● **TASK PROMPT**
Wherever a picture appears, skip it and retype the rest of the data exactly.

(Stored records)
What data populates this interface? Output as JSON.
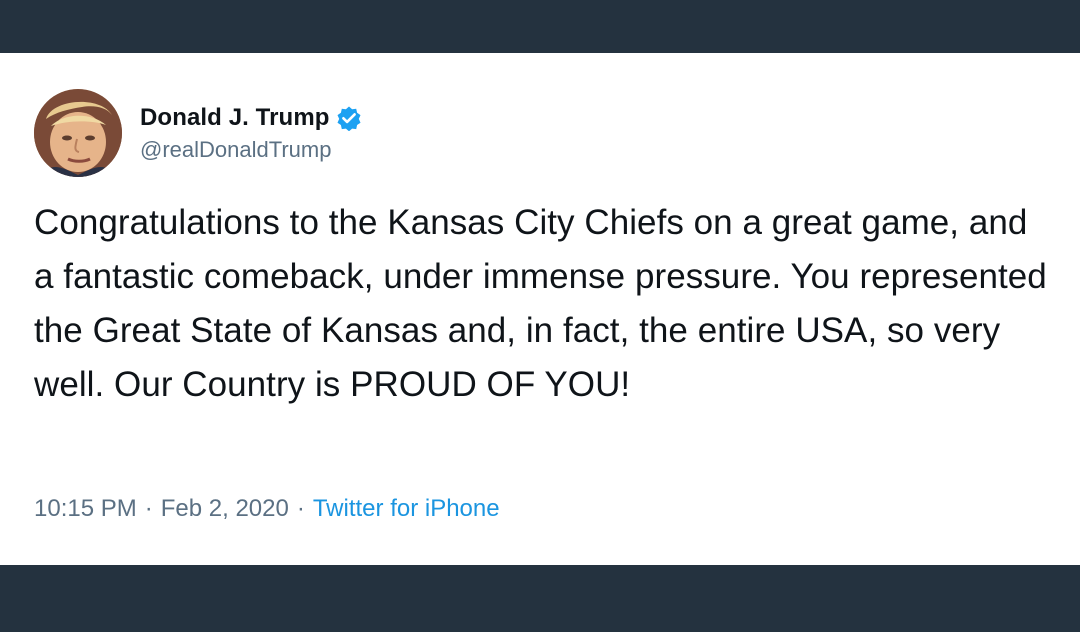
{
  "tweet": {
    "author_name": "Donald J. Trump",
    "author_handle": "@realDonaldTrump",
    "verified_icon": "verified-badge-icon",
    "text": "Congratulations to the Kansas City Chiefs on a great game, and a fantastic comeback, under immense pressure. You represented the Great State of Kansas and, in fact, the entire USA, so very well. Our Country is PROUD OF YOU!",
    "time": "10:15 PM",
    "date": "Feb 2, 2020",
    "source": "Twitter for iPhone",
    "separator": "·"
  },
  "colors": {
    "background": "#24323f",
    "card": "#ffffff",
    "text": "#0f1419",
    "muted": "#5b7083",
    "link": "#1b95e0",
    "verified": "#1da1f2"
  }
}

● **RESULT OF THIS EXERCISE**
What data populates this interface? Output as JSON.
{
  "tweet": {
    "author_name": "Donald J. Trump",
    "author_handle": "@realDonaldTrump",
    "verified_icon": "verified-badge-icon",
    "text": "Congratulations to the Kansas City Chiefs on a great game, and a fantastic comeback, under immense pressure. You represented the Great State of Kansas and, in fact, the entire USA, so very well. Our Country is PROUD OF YOU!",
    "time": "10:15 PM",
    "date": "Feb 2, 2020",
    "source": "Twitter for iPhone",
    "separator": "·"
  },
  "colors": {
    "background": "#24323f",
    "card": "#ffffff",
    "text": "#0f1419",
    "muted": "#5b7083",
    "link": "#1b95e0",
    "verified": "#1da1f2"
  }
}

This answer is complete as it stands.